What Goes Around
Still, the differences between the NLR and the AB, with its stricter white supremacist beliefs, caused some tensions within the NLR. Prison officials have noticed two factions in the Nazi Low Riders: one that supports its older, partially Latino membership, and another that only wants pure white members, like the AB.

Michael "Snake" Bridge, a 36-year-old serving a sentence for attempted murder, witness intimidation and narcotics charges, has pushed for the NLR to abandon its alliance with the AB. But another NLR leader, Joseph "Blue" Lowry, 30, has adopted an AB-style line, calling for cleaning drugs and "race traitors" from the group.

Rick Eaton, an expert on hate groups with the Simon Wiesenthal Center in Los Angeles, says that the NLR is now facing the same kind of heat that the AB has for some time. The NLR has been declared a prison gang, and officials are taking advantage of that designation to put its imprisoned members in segregation.

As a result, the NLR, already staggering from the 2003 convictions of several of its leaders, is doing much as the AB did in the late nineties — making alliances with a smaller group that can help it maintain its role in the drug trade.

Public Enemy Number One, founded by inmate Donald "Popeye" Mazza, now 33, has about 200 members, shares NLR and AB's racism, and specializes in drug dealing and identity theft, experts say. Commonly known as PENI, the group has picked up where the NLR has been forced to leave off, carrying out gang jobs at the behest of AB and the NLR.

At times, experts say, all three groups — AB, NLR and PENI — have worked together or in various combinations in the drug trade.

Like the NLR, PENI involves some serious players. Mazza, for example, was convicted in 2003 for the attempted murder of a drug informant. Prosecutors say that Mazza stabbed the victim while Dominic "Droopy" Rizzo, 35, held him down.

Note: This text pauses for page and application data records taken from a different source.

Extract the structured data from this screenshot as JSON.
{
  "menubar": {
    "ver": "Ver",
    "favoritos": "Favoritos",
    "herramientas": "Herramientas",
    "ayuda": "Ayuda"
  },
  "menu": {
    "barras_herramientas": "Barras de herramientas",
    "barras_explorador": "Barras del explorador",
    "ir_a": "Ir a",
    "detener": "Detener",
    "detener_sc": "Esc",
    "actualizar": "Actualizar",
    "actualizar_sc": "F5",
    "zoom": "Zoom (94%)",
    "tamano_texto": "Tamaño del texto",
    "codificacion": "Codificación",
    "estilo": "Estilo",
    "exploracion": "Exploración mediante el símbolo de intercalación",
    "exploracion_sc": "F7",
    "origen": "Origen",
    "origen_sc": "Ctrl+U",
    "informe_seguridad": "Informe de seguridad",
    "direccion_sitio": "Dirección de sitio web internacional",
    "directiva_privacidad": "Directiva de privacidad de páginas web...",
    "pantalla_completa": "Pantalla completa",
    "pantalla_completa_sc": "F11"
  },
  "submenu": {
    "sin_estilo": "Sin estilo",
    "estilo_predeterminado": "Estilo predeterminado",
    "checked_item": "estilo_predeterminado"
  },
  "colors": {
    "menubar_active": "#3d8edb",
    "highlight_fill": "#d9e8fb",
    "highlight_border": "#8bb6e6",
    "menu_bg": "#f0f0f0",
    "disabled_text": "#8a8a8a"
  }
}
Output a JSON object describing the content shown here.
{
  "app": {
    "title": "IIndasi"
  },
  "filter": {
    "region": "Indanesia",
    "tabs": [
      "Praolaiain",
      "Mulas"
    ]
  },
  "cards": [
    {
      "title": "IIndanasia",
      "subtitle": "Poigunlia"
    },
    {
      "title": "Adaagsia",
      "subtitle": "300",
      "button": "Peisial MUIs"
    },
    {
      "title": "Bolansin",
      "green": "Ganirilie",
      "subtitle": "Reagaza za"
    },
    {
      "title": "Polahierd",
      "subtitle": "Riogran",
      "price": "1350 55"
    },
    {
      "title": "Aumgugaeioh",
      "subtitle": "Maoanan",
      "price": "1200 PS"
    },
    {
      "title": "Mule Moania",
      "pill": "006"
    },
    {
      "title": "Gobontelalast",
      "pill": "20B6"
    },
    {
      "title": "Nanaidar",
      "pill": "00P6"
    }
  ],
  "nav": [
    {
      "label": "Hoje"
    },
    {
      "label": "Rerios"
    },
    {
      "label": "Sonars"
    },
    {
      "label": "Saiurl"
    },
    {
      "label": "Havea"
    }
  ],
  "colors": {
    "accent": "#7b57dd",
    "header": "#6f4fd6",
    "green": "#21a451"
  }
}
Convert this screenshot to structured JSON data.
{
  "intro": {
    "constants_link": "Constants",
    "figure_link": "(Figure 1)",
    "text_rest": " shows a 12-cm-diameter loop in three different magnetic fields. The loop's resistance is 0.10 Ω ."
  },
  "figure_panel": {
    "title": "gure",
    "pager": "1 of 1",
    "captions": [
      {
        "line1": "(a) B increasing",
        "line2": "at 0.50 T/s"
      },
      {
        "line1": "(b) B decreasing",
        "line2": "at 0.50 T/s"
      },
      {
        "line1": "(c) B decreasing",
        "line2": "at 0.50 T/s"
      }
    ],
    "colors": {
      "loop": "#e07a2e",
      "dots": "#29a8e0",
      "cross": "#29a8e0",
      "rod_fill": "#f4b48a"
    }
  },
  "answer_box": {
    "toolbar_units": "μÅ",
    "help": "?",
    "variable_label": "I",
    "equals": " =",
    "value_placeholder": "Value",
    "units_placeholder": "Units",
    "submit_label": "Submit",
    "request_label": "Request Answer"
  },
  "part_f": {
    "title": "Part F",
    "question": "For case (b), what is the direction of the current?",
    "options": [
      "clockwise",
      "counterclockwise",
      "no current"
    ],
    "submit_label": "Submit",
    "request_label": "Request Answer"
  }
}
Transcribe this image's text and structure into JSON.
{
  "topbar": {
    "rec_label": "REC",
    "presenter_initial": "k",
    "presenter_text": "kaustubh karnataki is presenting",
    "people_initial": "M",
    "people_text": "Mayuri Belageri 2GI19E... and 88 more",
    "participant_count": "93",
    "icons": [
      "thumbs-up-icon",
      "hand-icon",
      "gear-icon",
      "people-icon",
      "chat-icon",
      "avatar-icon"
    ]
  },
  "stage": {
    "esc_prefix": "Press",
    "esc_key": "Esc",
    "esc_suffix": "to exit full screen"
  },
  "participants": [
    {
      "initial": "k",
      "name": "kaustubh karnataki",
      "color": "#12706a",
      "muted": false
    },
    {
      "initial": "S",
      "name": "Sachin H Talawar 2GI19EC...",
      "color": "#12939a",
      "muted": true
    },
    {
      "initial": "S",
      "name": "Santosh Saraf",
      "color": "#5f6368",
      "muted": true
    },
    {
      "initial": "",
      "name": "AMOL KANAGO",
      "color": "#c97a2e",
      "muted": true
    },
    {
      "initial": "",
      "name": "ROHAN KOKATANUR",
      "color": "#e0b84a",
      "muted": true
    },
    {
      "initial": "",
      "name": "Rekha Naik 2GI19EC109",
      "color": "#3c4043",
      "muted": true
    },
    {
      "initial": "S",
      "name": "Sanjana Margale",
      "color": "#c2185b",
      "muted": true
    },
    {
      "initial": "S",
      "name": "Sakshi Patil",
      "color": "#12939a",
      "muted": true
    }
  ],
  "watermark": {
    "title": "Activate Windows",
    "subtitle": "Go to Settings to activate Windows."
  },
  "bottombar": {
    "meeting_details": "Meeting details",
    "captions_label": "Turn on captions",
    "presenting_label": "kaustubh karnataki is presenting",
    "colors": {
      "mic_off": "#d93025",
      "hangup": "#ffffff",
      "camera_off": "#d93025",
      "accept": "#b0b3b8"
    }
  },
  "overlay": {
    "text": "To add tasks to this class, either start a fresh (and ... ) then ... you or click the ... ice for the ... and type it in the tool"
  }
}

AB member Albert "Baby Al" Sherwin, 45, is believed to have overseen the attack.

Officials say another PENI member, inmate Devlin "Gozzo" Stringfellow, 34, is also a NLR member, and takes orders from Bridge. "Unfortunately, even in lockdown they can still conduct business and get messages out," McBride says of the segregated AB and NLR prison leaders. "Communication still continues."

PENI may be headed down the same path as the NLR, which allied itself with the older, more serious AB as a way of protecting itself and trying to ensure the group's future growth. "Stinson did this as an experiment and it failed," Bouman says of the alliance engineered by NLR's founder.

"He probably thought that the connection with the Aryan Brotherhood would take the heat off of them. It didn't work."